Tuesday, Oct. 23, 12:44 p.m. EDT: The media and George Zimmerman's defense team fight gag order request: Various local and national news outlets, in a filing Tuesday, argue that prosecutor Bernie de la Rionda is "asking the court to violate the media's First Amendment right to gather news and information" by silencing Zimmerman's defense with a gag order, the Orlando Sentinel reports. Meanwhile, Zimmerman's defense team today asked supporters to point out the most objectionable things they've said and written so that they can prepare for a gag order hearing Friday in Sanford. "Again, we are confident all our statements are easily defendable, we just want to know what we're likely to have thrown back at us." De la Rionda alleges that O'Mara is trying to taint the jury pool.

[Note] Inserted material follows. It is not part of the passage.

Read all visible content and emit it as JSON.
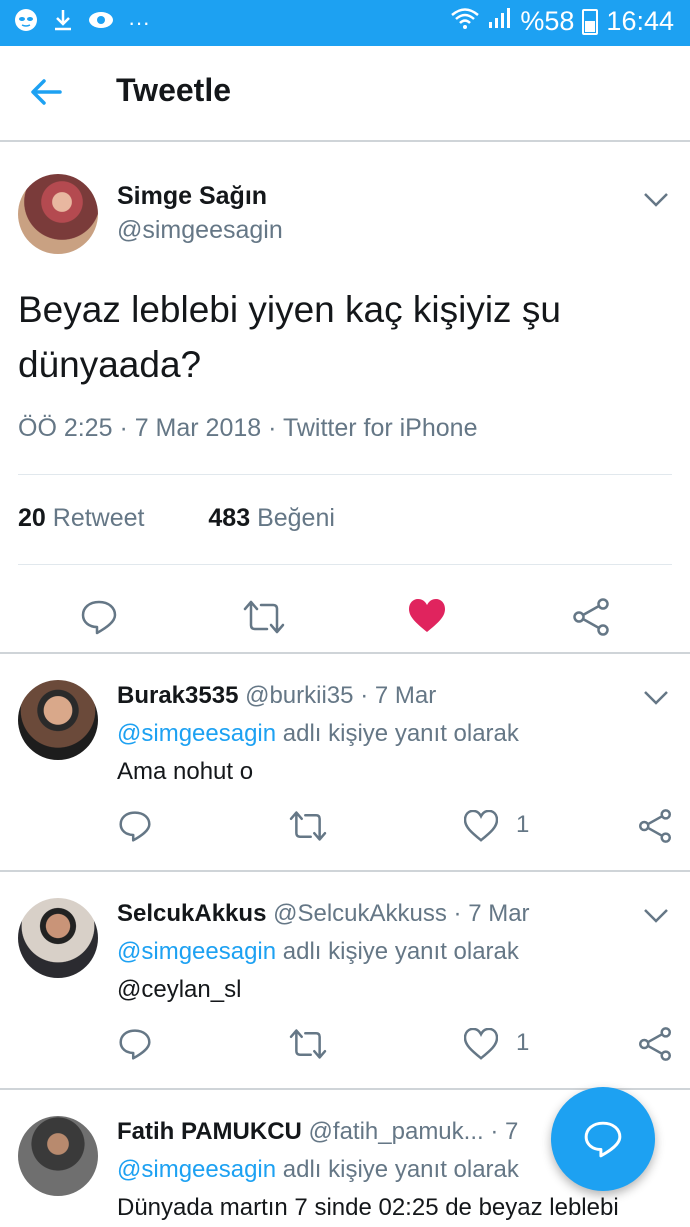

Monday, Oct. 22, 11:11 a.m. EDT: George Zimmerman's defense gains access to Trayvon Martin's school and social media records: A judge ruled Friday that attorneys for neighborhood-watch volunteer George Zimmerman can inspect the school records and social media postings of Trayvon Martin, the unarmed teenager he is accused of murdering, to "see if they give any evidence that he had violent tendencies," the Associated Press reports.
Read last week's updates on the Trayvon Martin case here.
Read all of The Root's news and commentary about the Trayvon Martin case here.